- _TASK REQUIREMENTS_
Please repeat the records below exactly, skipping any pictures.

- _EXERCISE MATERIALS_

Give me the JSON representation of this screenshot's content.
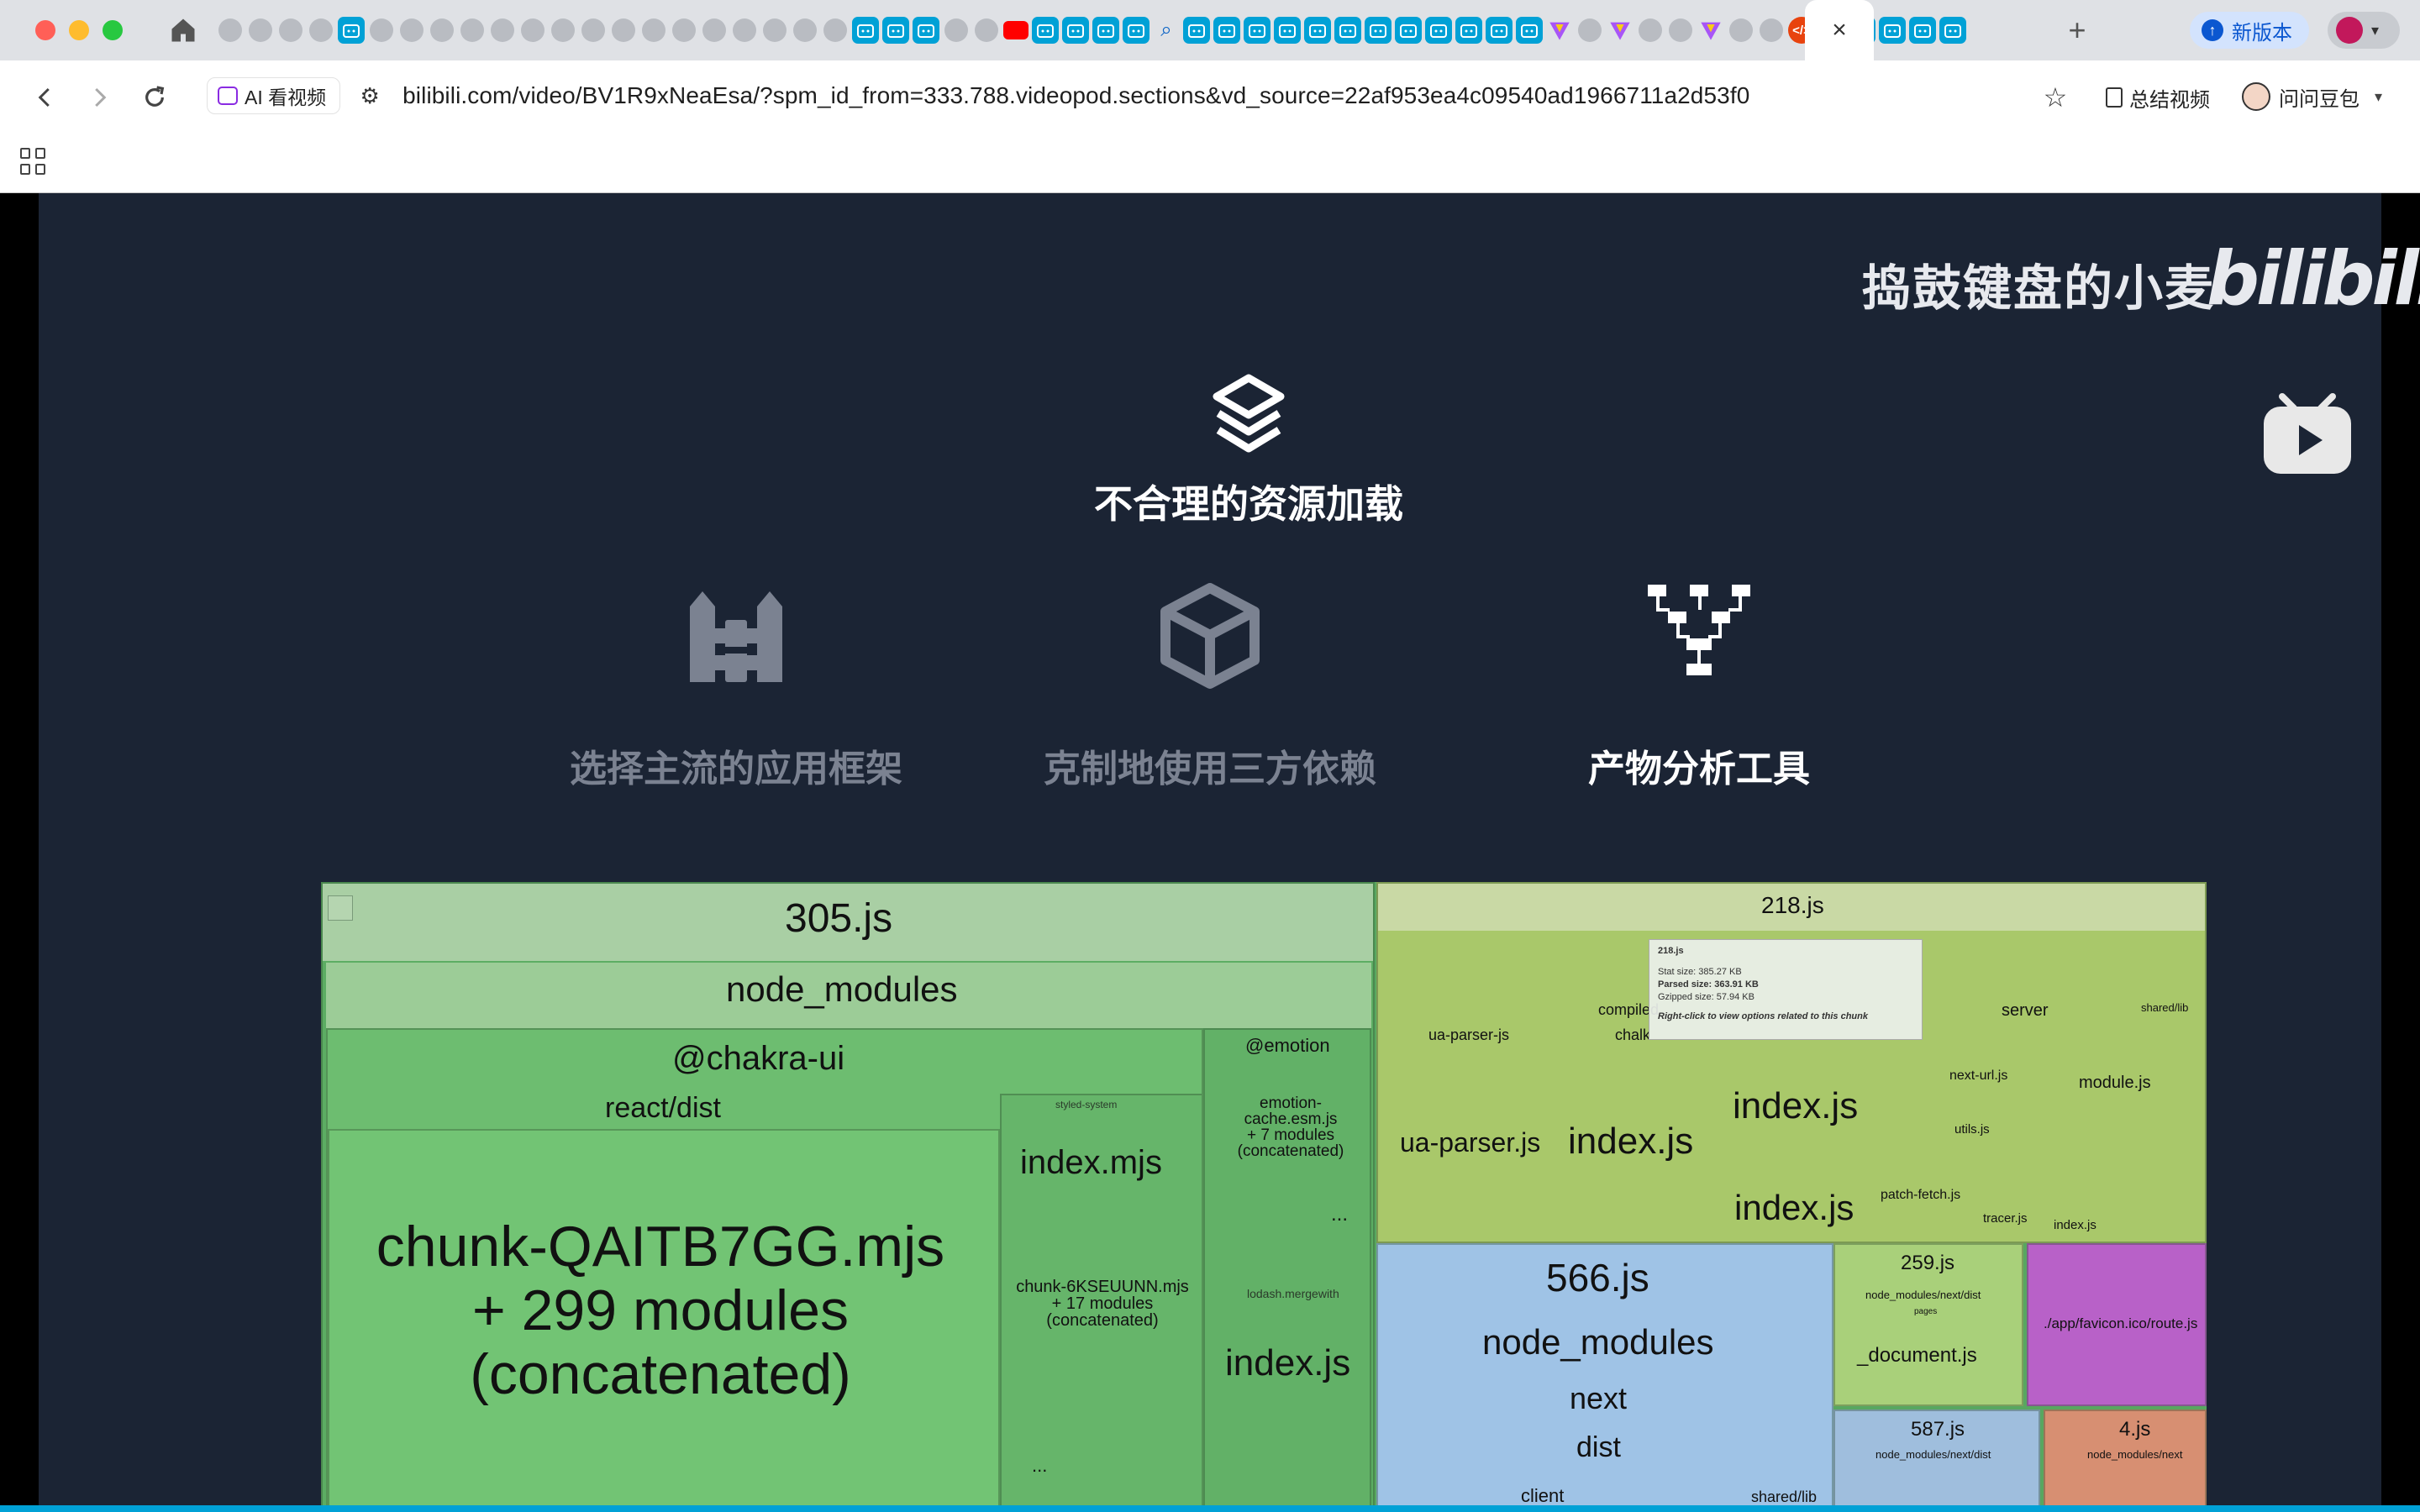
{
  "browser": {
    "active_tab_close": "×",
    "new_tab": "+",
    "new_version_label": "新版本",
    "new_version_icon": "arrow-up-icon",
    "address": {
      "ai_chip_label": "AI 看视频",
      "url_host": "bilibili.com",
      "url_path": "/video/BV1R9xNeaEsa/?spm_id_from=333.788.videopod.sections&vd_source=22af953ea4c09540ad1966711a2d53f0"
    },
    "summary_label": "总结视频",
    "ask_label": "问问豆包"
  },
  "video": {
    "watermark_text": "捣鼓键盘的小麦",
    "watermark_logo": "bilibili",
    "top_title": "不合理的资源加载",
    "pillars": [
      {
        "label": "选择主流的应用框架",
        "icon": "fence-icon",
        "active": false
      },
      {
        "label": "克制地使用三方依赖",
        "icon": "package-icon",
        "active": false
      },
      {
        "label": "产物分析工具",
        "icon": "sitemap-icon",
        "active": true
      }
    ],
    "treemap": {
      "chunk_305": "305.js",
      "node_modules_a": "node_modules",
      "chakra": "@chakra-ui",
      "react_dist": "react/dist",
      "chunk_main_1": "chunk-QAITB7GG.mjs",
      "chunk_main_2": "+ 299 modules",
      "chunk_main_3": "(concatenated)",
      "index_mjs": "index.mjs",
      "chunk_6k_1": "chunk-6KSEUUNN.mjs",
      "chunk_6k_2": "+ 17 modules",
      "chunk_6k_3": "(concatenated)",
      "emotion": "@emotion",
      "emotion_cache_1": "emotion-cache.esm.js",
      "emotion_cache_2": "+ 7 modules",
      "emotion_cache_3": "(concatenated)",
      "lodash_merge": "lodash.mergewith",
      "index_js_a": "index.js",
      "styled_system": "styled-system",
      "ellipsis": "...",
      "chunk_218": "218.js",
      "ua_parser_top": "ua-parser-js",
      "ua_parser_js": "ua-parser.js",
      "compiled": "compiled",
      "chalk": "chalk",
      "index_js_b": "index.js",
      "index_js_c": "index.js",
      "index_js_d": "index.js",
      "server": "server",
      "next_url": "next-url.js",
      "module_js": "module.js",
      "utils_js": "utils.js",
      "patch_fetch": "patch-fetch.js",
      "tracer": "tracer.js",
      "shared_lib": "shared/lib",
      "index_js_e": "index.js",
      "tooltip_title": "218.js",
      "tooltip_stat": "Stat size: 385.27 KB",
      "tooltip_parsed": "Parsed size: 363.91 KB",
      "tooltip_gzip": "Gzipped size: 57.94 KB",
      "tooltip_hint": "Right-click to view options related to this chunk",
      "chunk_566": "566.js",
      "node_modules_b": "node_modules",
      "next": "next",
      "dist": "dist",
      "client": "client",
      "shared_lib_b": "shared/lib",
      "chunk_259": "259.js",
      "nm_next_dist": "node_modules/next/dist",
      "pages": "pages",
      "document_js": "_document.js",
      "favicon": "./app/favicon.ico/route.js",
      "chunk_587": "587.js",
      "nm_next_dist_b": "node_modules/next/dist",
      "chunk_4": "4.js",
      "nm_next_c": "node_modules/next"
    }
  },
  "colors": {
    "slide_bg": "#1b2434",
    "bilibili_blue": "#00a1d6",
    "treemap_green": "#58a760",
    "treemap_blue": "#8fb8e0",
    "treemap_purple": "#b04fc4"
  }
}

- _TASK RESULT_
Give me the JSON representation of this screenshot's content.
{
  "browser": {
    "active_tab_close": "×",
    "new_tab": "+",
    "new_version_label": "新版本",
    "new_version_icon": "arrow-up-icon",
    "address": {
      "ai_chip_label": "AI 看视频",
      "url_host": "bilibili.com",
      "url_path": "/video/BV1R9xNeaEsa/?spm_id_from=333.788.videopod.sections&vd_source=22af953ea4c09540ad1966711a2d53f0"
    },
    "summary_label": "总结视频",
    "ask_label": "问问豆包"
  },
  "video": {
    "watermark_text": "捣鼓键盘的小麦",
    "watermark_logo": "bilibili",
    "top_title": "不合理的资源加载",
    "pillars": [
      {
        "label": "选择主流的应用框架",
        "icon": "fence-icon",
        "active": false
      },
      {
        "label": "克制地使用三方依赖",
        "icon": "package-icon",
        "active": false
      },
      {
        "label": "产物分析工具",
        "icon": "sitemap-icon",
        "active": true
      }
    ],
    "treemap": {
      "chunk_305": "305.js",
      "node_modules_a": "node_modules",
      "chakra": "@chakra-ui",
      "react_dist": "react/dist",
      "chunk_main_1": "chunk-QAITB7GG.mjs",
      "chunk_main_2": "+ 299 modules",
      "chunk_main_3": "(concatenated)",
      "index_mjs": "index.mjs",
      "chunk_6k_1": "chunk-6KSEUUNN.mjs",
      "chunk_6k_2": "+ 17 modules",
      "chunk_6k_3": "(concatenated)",
      "emotion": "@emotion",
      "emotion_cache_1": "emotion-cache.esm.js",
      "emotion_cache_2": "+ 7 modules",
      "emotion_cache_3": "(concatenated)",
      "lodash_merge": "lodash.mergewith",
      "index_js_a": "index.js",
      "styled_system": "styled-system",
      "ellipsis": "...",
      "chunk_218": "218.js",
      "ua_parser_top": "ua-parser-js",
      "ua_parser_js": "ua-parser.js",
      "compiled": "compiled",
      "chalk": "chalk",
      "index_js_b": "index.js",
      "index_js_c": "index.js",
      "index_js_d": "index.js",
      "server": "server",
      "next_url": "next-url.js",
      "module_js": "module.js",
      "utils_js": "utils.js",
      "patch_fetch": "patch-fetch.js",
      "tracer": "tracer.js",
      "shared_lib": "shared/lib",
      "index_js_e": "index.js",
      "tooltip_title": "218.js",
      "tooltip_stat": "Stat size: 385.27 KB",
      "tooltip_parsed": "Parsed size: 363.91 KB",
      "tooltip_gzip": "Gzipped size: 57.94 KB",
      "tooltip_hint": "Right-click to view options related to this chunk",
      "chunk_566": "566.js",
      "node_modules_b": "node_modules",
      "next": "next",
      "dist": "dist",
      "client": "client",
      "shared_lib_b": "shared/lib",
      "chunk_259": "259.js",
      "nm_next_dist": "node_modules/next/dist",
      "pages": "pages",
      "document_js": "_document.js",
      "favicon": "./app/favicon.ico/route.js",
      "chunk_587": "587.js",
      "nm_next_dist_b": "node_modules/next/dist",
      "chunk_4": "4.js",
      "nm_next_c": "node_modules/next"
    }
  },
  "colors": {
    "slide_bg": "#1b2434",
    "bilibili_blue": "#00a1d6",
    "treemap_green": "#58a760",
    "treemap_blue": "#8fb8e0",
    "treemap_purple": "#b04fc4"
  }
}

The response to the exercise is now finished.